* **Work to be completed**: Lines that contain the string "chevron" are the ones to list; copy all of them from the records.

Excerpts from an interface dataset
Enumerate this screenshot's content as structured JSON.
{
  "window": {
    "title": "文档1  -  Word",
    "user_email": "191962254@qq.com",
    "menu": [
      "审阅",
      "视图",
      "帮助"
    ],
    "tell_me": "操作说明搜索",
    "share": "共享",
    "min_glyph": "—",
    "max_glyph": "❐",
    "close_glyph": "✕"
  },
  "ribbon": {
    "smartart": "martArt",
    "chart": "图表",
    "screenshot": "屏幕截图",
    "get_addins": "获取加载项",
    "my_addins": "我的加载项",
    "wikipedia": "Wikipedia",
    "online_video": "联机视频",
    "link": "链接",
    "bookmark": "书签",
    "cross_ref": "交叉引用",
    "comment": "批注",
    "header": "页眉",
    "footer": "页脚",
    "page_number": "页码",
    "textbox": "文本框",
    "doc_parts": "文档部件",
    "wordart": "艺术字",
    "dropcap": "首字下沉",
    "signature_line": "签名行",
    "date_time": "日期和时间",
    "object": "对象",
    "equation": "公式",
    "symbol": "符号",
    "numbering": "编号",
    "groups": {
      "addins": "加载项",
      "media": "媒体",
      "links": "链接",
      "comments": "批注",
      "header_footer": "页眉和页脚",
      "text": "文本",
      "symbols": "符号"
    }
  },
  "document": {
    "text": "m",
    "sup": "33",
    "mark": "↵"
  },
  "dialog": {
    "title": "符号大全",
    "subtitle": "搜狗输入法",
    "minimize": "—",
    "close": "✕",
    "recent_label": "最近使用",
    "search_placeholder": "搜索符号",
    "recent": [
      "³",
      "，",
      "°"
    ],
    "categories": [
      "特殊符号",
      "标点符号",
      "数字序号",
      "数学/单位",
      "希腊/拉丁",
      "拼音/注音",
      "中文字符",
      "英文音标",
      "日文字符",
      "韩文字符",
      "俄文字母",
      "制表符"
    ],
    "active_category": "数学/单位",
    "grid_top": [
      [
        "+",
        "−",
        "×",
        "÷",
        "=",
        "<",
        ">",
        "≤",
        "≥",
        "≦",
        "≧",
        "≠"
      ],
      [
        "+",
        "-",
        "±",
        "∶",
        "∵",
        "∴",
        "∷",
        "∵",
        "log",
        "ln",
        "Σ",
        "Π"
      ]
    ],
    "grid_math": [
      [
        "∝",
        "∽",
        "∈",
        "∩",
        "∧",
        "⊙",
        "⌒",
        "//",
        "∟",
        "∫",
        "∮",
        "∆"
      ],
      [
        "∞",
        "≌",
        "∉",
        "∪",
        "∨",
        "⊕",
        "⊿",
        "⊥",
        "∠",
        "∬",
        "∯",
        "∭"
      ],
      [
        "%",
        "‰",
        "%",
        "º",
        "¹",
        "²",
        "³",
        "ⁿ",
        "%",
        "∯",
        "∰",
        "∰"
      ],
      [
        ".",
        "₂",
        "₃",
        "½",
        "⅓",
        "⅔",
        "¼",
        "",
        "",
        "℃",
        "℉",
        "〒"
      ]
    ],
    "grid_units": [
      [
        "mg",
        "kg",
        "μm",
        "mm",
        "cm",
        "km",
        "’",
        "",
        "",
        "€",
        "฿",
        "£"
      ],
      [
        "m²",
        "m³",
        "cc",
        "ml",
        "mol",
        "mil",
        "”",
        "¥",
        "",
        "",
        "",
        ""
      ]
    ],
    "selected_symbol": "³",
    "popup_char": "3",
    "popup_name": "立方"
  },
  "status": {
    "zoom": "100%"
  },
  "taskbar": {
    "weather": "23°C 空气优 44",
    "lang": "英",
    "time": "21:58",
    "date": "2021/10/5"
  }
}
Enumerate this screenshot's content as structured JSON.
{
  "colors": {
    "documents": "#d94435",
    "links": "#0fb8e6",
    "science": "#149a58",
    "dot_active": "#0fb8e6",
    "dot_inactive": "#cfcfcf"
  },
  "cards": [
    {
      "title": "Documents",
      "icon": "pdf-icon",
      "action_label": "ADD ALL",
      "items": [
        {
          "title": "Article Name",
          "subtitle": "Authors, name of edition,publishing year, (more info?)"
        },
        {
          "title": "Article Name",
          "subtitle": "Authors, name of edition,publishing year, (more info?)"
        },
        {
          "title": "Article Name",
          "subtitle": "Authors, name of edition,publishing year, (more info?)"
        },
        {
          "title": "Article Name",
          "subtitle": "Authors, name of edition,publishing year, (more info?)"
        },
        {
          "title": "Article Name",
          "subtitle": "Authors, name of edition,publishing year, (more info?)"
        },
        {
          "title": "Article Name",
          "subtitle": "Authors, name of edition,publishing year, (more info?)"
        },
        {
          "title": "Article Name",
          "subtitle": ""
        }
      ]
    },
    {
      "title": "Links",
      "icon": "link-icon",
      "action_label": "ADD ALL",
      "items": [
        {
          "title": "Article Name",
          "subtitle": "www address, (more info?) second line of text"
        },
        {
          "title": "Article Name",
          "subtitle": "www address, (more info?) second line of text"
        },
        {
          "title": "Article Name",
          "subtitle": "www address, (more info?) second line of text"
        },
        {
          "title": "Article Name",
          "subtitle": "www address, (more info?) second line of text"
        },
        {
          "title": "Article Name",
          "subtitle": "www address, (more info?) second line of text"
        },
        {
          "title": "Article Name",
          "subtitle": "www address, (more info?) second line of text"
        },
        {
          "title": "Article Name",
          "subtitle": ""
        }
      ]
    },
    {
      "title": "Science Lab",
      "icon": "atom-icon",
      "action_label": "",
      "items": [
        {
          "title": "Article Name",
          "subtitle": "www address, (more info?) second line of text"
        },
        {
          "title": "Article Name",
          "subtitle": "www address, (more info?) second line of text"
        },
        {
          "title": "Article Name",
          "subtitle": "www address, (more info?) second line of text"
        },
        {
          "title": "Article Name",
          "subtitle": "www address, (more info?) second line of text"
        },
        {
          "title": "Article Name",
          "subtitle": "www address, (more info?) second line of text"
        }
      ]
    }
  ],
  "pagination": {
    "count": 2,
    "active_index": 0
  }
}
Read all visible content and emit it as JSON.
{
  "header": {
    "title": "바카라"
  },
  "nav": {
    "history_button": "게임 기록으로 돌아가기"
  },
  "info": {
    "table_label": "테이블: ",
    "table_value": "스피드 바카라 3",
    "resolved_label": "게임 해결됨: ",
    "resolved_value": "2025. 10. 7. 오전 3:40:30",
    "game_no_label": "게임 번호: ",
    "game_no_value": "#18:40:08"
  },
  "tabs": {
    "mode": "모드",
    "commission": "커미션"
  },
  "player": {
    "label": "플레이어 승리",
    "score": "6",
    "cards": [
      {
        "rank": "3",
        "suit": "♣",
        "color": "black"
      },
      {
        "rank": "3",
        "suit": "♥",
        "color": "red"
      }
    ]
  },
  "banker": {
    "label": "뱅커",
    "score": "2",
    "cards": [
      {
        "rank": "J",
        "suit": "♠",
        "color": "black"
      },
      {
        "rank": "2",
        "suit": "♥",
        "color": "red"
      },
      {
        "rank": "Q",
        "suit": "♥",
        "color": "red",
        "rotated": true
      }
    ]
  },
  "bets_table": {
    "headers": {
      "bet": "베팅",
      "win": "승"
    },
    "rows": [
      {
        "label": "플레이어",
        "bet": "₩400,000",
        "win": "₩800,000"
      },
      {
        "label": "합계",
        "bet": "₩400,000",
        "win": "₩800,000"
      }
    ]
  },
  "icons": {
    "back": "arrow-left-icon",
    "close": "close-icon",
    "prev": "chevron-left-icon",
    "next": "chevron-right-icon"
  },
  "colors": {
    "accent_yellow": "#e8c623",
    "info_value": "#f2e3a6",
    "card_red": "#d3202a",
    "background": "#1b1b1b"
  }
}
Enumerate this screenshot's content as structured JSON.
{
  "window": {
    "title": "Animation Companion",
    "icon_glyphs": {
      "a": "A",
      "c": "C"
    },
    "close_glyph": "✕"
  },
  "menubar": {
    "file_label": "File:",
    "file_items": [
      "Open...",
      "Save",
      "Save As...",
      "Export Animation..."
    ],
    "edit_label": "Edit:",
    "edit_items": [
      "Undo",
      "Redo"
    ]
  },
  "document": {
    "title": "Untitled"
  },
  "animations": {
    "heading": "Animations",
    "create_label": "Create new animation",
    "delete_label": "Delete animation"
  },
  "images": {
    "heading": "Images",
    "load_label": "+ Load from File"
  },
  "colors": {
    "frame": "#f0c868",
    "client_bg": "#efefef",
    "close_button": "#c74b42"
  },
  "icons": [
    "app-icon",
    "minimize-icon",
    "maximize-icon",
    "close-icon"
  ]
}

* **Completed task**:
    "prev": "chevron-left-icon",
    "next": "chevron-right-icon"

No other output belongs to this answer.